**WHAT THIS TASK INVOLVES**. When you copy the entries, keep every word exactly as it is and drop the images.

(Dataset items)
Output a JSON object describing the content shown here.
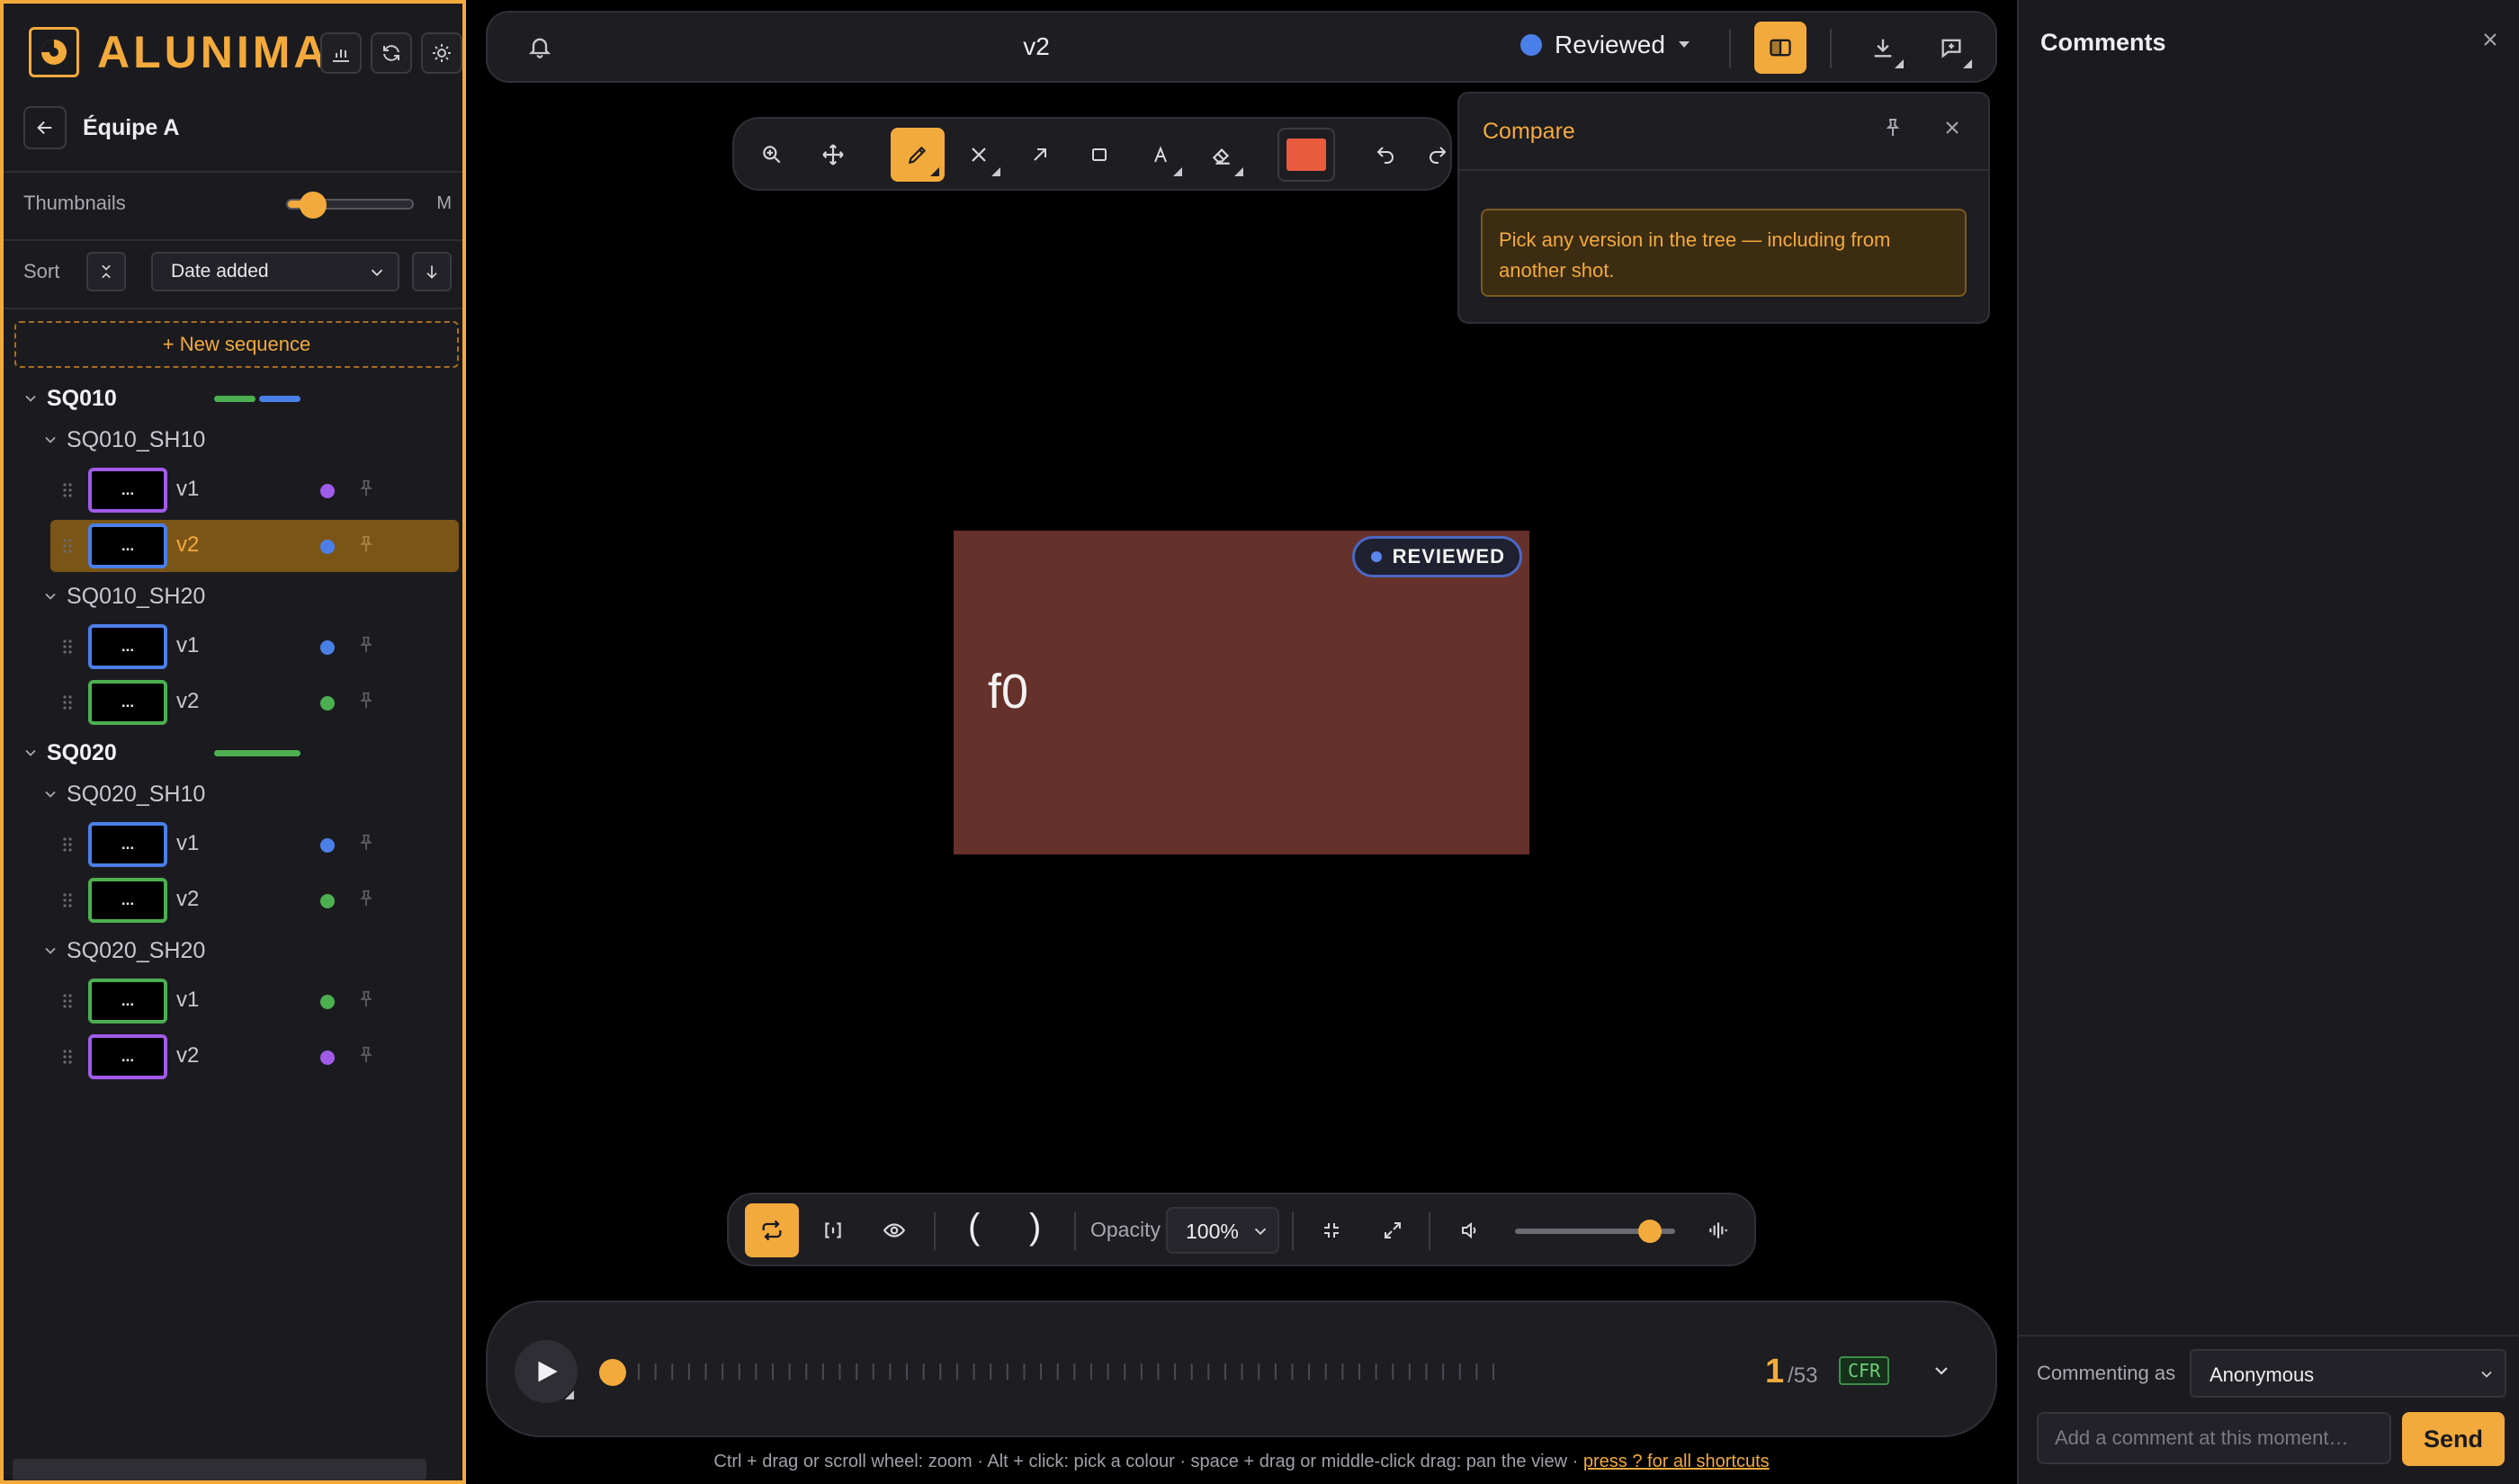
{
  "app": {
    "brand": "ALUNIMA",
    "team_name": "Équipe A"
  },
  "sidebar": {
    "thumbnails_label": "Thumbnails",
    "thumbnail_size": "M",
    "thumbnail_slider_fraction": 0.2,
    "sort_label": "Sort",
    "sort_value": "Date added",
    "new_sequence_label": "+ New sequence",
    "sequences": [
      {
        "name": "SQ010",
        "progress": [
          {
            "color": "#4caf50",
            "fraction": 0.5
          },
          {
            "color": "#4b7fe8",
            "fraction": 0.5
          }
        ],
        "shots": [
          {
            "name": "SQ010_SH10",
            "versions": [
              {
                "label": "v1",
                "thumb": "...",
                "color": "#a05be8",
                "active": false
              },
              {
                "label": "v2",
                "thumb": "...",
                "color": "#4b7fe8",
                "active": true
              }
            ]
          },
          {
            "name": "SQ010_SH20",
            "versions": [
              {
                "label": "v1",
                "thumb": "...",
                "color": "#4b7fe8",
                "active": false
              },
              {
                "label": "v2",
                "thumb": "...",
                "color": "#4caf50",
                "active": false
              }
            ]
          }
        ]
      },
      {
        "name": "SQ020",
        "progress": [
          {
            "color": "#4caf50",
            "fraction": 1.0
          }
        ],
        "shots": [
          {
            "name": "SQ020_SH10",
            "versions": [
              {
                "label": "v1",
                "thumb": "...",
                "color": "#4b7fe8",
                "active": false
              },
              {
                "label": "v2",
                "thumb": "...",
                "color": "#4caf50",
                "active": false
              }
            ]
          },
          {
            "name": "SQ020_SH20",
            "versions": [
              {
                "label": "v1",
                "thumb": "...",
                "color": "#4caf50",
                "active": false
              },
              {
                "label": "v2",
                "thumb": "...",
                "color": "#a05be8",
                "active": false
              }
            ]
          }
        ]
      }
    ]
  },
  "header": {
    "title": "v2",
    "status": "Reviewed",
    "status_color": "#4b7fe8"
  },
  "compare": {
    "title": "Compare",
    "note": "Pick any version in the tree — including from another shot."
  },
  "viewer": {
    "frame_label": "f0",
    "badge": "REVIEWED",
    "frame_color": "#66312a"
  },
  "drawing": {
    "color": "#ea5a3d"
  },
  "playback": {
    "opacity_label": "Opacity",
    "opacity_value": "100%",
    "in_mark": "(",
    "out_mark": ")",
    "volume_fraction": 0.84
  },
  "timeline": {
    "current_frame": "1",
    "total_frames": "/53",
    "mode_badge": "CFR",
    "tick_count": 53
  },
  "hint": {
    "text": "Ctrl + drag or scroll wheel: zoom · Alt + click: pick a colour · space + drag or middle-click drag: pan the view · ",
    "link": "press ? for all shortcuts"
  },
  "comments": {
    "title": "Comments",
    "commenting_as_label": "Commenting as",
    "commenter": "Anonymous",
    "placeholder": "Add a comment at this moment…",
    "send_label": "Send"
  },
  "colors": {
    "accent": "#f3aa3c",
    "panel": "#1d1d22",
    "background": "#000000"
  }
}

**SOLUTION FOR THIS TASK**.
Output a JSON object describing the content shown here.
{
  "app": {
    "brand": "ALUNIMA",
    "team_name": "Équipe A"
  },
  "sidebar": {
    "thumbnails_label": "Thumbnails",
    "thumbnail_size": "M",
    "thumbnail_slider_fraction": 0.2,
    "sort_label": "Sort",
    "sort_value": "Date added",
    "new_sequence_label": "+ New sequence",
    "sequences": [
      {
        "name": "SQ010",
        "progress": [
          {
            "color": "#4caf50",
            "fraction": 0.5
          },
          {
            "color": "#4b7fe8",
            "fraction": 0.5
          }
        ],
        "shots": [
          {
            "name": "SQ010_SH10",
            "versions": [
              {
                "label": "v1",
                "thumb": "...",
                "color": "#a05be8",
                "active": false
              },
              {
                "label": "v2",
                "thumb": "...",
                "color": "#4b7fe8",
                "active": true
              }
            ]
          },
          {
            "name": "SQ010_SH20",
            "versions": [
              {
                "label": "v1",
                "thumb": "...",
                "color": "#4b7fe8",
                "active": false
              },
              {
                "label": "v2",
                "thumb": "...",
                "color": "#4caf50",
                "active": false
              }
            ]
          }
        ]
      },
      {
        "name": "SQ020",
        "progress": [
          {
            "color": "#4caf50",
            "fraction": 1.0
          }
        ],
        "shots": [
          {
            "name": "SQ020_SH10",
            "versions": [
              {
                "label": "v1",
                "thumb": "...",
                "color": "#4b7fe8",
                "active": false
              },
              {
                "label": "v2",
                "thumb": "...",
                "color": "#4caf50",
                "active": false
              }
            ]
          },
          {
            "name": "SQ020_SH20",
            "versions": [
              {
                "label": "v1",
                "thumb": "...",
                "color": "#4caf50",
                "active": false
              },
              {
                "label": "v2",
                "thumb": "...",
                "color": "#a05be8",
                "active": false
              }
            ]
          }
        ]
      }
    ]
  },
  "header": {
    "title": "v2",
    "status": "Reviewed",
    "status_color": "#4b7fe8"
  },
  "compare": {
    "title": "Compare",
    "note": "Pick any version in the tree — including from another shot."
  },
  "viewer": {
    "frame_label": "f0",
    "badge": "REVIEWED",
    "frame_color": "#66312a"
  },
  "drawing": {
    "color": "#ea5a3d"
  },
  "playback": {
    "opacity_label": "Opacity",
    "opacity_value": "100%",
    "in_mark": "(",
    "out_mark": ")",
    "volume_fraction": 0.84
  },
  "timeline": {
    "current_frame": "1",
    "total_frames": "/53",
    "mode_badge": "CFR",
    "tick_count": 53
  },
  "hint": {
    "text": "Ctrl + drag or scroll wheel: zoom · Alt + click: pick a colour · space + drag or middle-click drag: pan the view · ",
    "link": "press ? for all shortcuts"
  },
  "comments": {
    "title": "Comments",
    "commenting_as_label": "Commenting as",
    "commenter": "Anonymous",
    "placeholder": "Add a comment at this moment…",
    "send_label": "Send"
  },
  "colors": {
    "accent": "#f3aa3c",
    "panel": "#1d1d22",
    "background": "#000000"
  }
}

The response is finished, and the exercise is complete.